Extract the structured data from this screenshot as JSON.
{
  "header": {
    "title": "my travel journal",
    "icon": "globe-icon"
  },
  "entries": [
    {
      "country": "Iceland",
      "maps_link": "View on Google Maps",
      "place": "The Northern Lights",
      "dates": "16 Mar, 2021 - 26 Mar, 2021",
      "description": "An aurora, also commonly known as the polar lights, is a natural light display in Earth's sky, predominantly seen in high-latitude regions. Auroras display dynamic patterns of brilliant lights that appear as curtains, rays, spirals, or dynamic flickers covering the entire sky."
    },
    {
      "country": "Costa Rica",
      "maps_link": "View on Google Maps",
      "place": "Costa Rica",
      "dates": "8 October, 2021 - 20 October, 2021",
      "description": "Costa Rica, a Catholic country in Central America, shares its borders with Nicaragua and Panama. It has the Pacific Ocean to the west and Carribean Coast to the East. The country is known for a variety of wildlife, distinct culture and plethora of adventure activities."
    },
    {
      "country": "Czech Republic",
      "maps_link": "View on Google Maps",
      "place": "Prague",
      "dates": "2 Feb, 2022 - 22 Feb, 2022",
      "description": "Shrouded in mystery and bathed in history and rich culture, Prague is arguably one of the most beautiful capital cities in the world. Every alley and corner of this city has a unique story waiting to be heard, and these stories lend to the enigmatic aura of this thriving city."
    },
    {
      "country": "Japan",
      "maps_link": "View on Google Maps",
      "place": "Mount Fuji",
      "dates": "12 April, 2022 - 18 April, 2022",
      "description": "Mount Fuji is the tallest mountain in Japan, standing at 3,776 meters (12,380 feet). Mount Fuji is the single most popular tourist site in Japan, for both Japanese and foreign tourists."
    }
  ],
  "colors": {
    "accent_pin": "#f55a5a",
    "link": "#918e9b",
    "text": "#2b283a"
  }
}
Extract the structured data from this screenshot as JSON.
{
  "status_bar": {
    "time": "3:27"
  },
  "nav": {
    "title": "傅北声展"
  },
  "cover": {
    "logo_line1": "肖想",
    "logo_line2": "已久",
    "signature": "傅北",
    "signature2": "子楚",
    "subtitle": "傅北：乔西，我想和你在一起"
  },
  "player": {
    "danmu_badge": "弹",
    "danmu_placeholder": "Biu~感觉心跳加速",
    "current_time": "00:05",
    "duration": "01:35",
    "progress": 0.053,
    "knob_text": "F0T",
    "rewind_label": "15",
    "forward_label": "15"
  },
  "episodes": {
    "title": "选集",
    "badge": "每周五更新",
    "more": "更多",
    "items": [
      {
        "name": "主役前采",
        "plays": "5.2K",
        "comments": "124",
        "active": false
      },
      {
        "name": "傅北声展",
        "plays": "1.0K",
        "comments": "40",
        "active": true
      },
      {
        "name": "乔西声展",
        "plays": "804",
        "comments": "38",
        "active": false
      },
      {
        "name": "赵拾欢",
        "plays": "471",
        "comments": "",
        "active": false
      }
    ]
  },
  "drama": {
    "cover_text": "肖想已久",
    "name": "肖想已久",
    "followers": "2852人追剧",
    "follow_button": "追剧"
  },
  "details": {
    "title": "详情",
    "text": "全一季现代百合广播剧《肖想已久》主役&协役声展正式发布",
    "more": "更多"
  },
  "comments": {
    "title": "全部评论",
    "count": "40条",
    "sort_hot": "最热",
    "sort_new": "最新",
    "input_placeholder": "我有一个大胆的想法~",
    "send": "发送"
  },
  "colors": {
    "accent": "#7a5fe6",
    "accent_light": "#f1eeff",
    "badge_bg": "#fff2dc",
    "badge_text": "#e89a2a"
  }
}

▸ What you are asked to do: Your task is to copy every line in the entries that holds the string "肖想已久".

▸ Your solution:
    "cover_text": "肖想已久",
    "name": "肖想已久",
    "text": "全一季现代百合广播剧《肖想已久》主役&协役声展正式发布",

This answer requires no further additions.